In reporting on the contretemps between former Vice President Dick Cheney and Colin Powell, The New York Times continues its longstanding agenda to get the Republican Party to move to the left.
In yesterday’s paper, The Times reported on Powell’s Sunday appearance on “Face The Nation,” where the former Secretary of State boldly declared “I am still a Republican” (despite having endorsed Barack Obama) and called for an “after-action review” of GOP losses in the last election.
“Mr. Powell’s appearance underlined an extraordinary public struggle among Republicans over the future of the party,” The Times informed us in the hushed tones of revelation.
What struggle? Colin Powell is about as representative of the Republican Party as Ben Stein is of Hollywood.
Powell has never held public office or been a candidate. Whenever the opportunity to run arose, Powell declined. Besides serving in Congress and as Secretary of Defense for Bush ’41, Dick Cheney was vice president for 8 years.
Whatever The Times imagines, the Republican Party has no Colin Powell wing.
The so-called moderate, Northeast Republicans (little liberals) are on the verge of extinction. Where “moderate” Republicans once held the governorships of New York, Massachusetts and New Hampshire, all are now in Democratic hands.

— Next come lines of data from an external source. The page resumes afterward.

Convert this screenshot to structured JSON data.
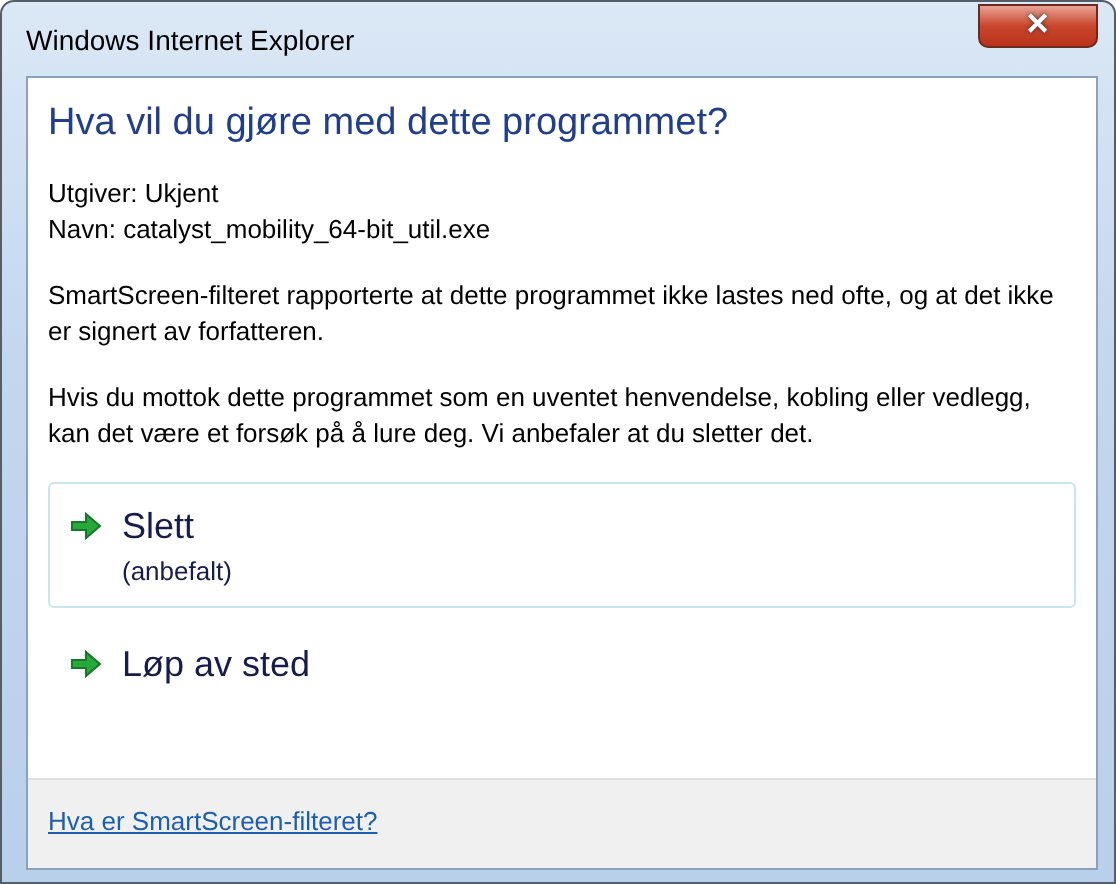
{
  "window": {
    "title": "Windows Internet Explorer",
    "close": "✕"
  },
  "heading": "Hva vil du gjøre med dette programmet?",
  "details": [
    "Utgiver: Ukjent",
    "Navn: catalyst_mobility_64-bit_util.exe"
  ],
  "paragraphs": [
    "SmartScreen-filteret rapporterte at dette programmet ikke lastes ned ofte, og at det ikke er signert av forfatteren.",
    "Hvis du mottok dette programmet som en uventet henvendelse, kobling eller vedlegg, kan det være et forsøk på å lure deg. Vi anbefaler at du sletter det."
  ],
  "options": [
    {
      "label": "Slett",
      "note": "(anbefalt)",
      "selected": true
    },
    {
      "label": "Løp av sted",
      "selected": false
    }
  ],
  "footer_link": "Hva er SmartScreen-filteret?"
}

Since 1976, the only time the GOP has won the White House is with a conservative, or a candidate who could credibly put himself forth as a conservative. John McCain lost because, after 20 years of doing the bidding of The New York Times, he couldn’t plausibly run as a conservative last year. It’s revealing that even McCain wasn’t enough of a “moderate” to suit Powell.
The Times would like to see the Republican Party become a faint echo of the Democrats. It won’t happen. Other than in the liberal media, there is no internal power struggle in the GOP. The fate of Powell’s version of Republicanism was decided decades ago.